DEFINITION: The idea that the source of the economic value of a thing is the amount of labor that went into its production.
USAGE: In a general way, the labor theory of value was the original understanding of the source of economic value among the founders of classical economic theory, including Adam Smith and David Ricardo.
However, ever since the clear articulation of the subjective theory of value, developed independently in the 1860s and 1870s by William Stanley Jevons, Carl Menger, and Léon Walras, the labor theory of value has been most closely associated with the name of Karl Marx.
In his economic writings, especially Capital (1867), Marx defends the labor theory of value at great length. In many ways, it constitutes the linchpin of his entire theory of political economy.
The truth of this claim may best be seen by means of the following chain of reasoning:
Marx’s labor theory of value forms the foundation of his concept of “surplus value,” which is basically the notion of “profit” reinterpreted as rightfully belonging to the worker, rather than the owner.
The idea of surplus theory, in turn, is the basis for the claim that the system of capitalist production unjustly “exploits” the working class.
Finally, the idea of unjust exploitation legitimates the call for violent communist revolution and dictatorship of the proletariat.
The labor theory of value contains fatal conceptual flaws.
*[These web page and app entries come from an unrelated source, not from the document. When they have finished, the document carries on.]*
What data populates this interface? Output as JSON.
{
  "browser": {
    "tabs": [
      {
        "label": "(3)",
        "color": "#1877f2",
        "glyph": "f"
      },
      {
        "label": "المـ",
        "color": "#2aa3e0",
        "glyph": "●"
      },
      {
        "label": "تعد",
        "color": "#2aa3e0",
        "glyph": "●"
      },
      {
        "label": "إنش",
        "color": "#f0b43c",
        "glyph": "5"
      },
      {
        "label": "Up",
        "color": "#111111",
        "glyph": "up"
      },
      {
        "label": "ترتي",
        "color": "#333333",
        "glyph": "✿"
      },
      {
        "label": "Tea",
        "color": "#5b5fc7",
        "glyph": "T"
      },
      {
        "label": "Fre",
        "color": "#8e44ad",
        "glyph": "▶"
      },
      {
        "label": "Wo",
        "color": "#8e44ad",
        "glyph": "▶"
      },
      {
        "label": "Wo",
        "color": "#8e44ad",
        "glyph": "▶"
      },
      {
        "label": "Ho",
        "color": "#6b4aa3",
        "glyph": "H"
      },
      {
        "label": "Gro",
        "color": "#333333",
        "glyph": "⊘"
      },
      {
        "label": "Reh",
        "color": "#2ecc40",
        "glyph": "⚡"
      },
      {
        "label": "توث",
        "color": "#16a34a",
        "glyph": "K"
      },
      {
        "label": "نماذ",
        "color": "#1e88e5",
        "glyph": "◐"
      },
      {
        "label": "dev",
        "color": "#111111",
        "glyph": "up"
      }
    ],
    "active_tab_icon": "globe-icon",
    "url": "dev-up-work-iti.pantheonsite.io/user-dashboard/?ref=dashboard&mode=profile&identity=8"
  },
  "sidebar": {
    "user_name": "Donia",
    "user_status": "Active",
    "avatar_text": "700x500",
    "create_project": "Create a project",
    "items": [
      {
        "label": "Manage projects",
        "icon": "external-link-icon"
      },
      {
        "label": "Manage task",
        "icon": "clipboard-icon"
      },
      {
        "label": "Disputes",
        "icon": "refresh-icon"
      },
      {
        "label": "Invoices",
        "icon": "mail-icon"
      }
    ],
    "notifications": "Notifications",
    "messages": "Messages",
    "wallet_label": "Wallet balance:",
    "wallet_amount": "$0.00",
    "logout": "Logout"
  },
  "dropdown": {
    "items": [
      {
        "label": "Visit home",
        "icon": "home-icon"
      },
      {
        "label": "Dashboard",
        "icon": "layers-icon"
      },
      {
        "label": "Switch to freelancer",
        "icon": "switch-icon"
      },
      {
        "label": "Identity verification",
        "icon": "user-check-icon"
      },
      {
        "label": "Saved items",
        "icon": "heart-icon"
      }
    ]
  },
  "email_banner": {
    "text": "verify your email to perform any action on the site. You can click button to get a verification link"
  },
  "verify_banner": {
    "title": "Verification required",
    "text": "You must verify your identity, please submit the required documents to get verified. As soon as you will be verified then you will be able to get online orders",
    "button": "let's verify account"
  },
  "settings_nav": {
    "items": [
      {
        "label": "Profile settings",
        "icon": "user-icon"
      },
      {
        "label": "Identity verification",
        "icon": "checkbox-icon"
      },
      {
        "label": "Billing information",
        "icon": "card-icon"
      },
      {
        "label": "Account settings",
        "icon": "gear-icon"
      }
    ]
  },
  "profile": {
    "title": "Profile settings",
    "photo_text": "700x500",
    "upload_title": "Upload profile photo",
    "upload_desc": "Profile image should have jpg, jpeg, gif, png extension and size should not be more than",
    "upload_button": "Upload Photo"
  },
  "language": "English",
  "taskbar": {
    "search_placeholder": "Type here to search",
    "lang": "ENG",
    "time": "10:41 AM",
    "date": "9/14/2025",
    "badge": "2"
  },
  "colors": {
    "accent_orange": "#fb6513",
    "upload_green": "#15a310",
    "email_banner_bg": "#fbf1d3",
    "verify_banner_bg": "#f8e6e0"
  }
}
A moment’s thought is sufficient to reveal that there is no necessary link between the labor necessary to produce a commodity and its economic value.
Otherwise, the uninspired but industrious artist starving in his garret would be able to command a good price for the unwanted canvases he produces with so much toil.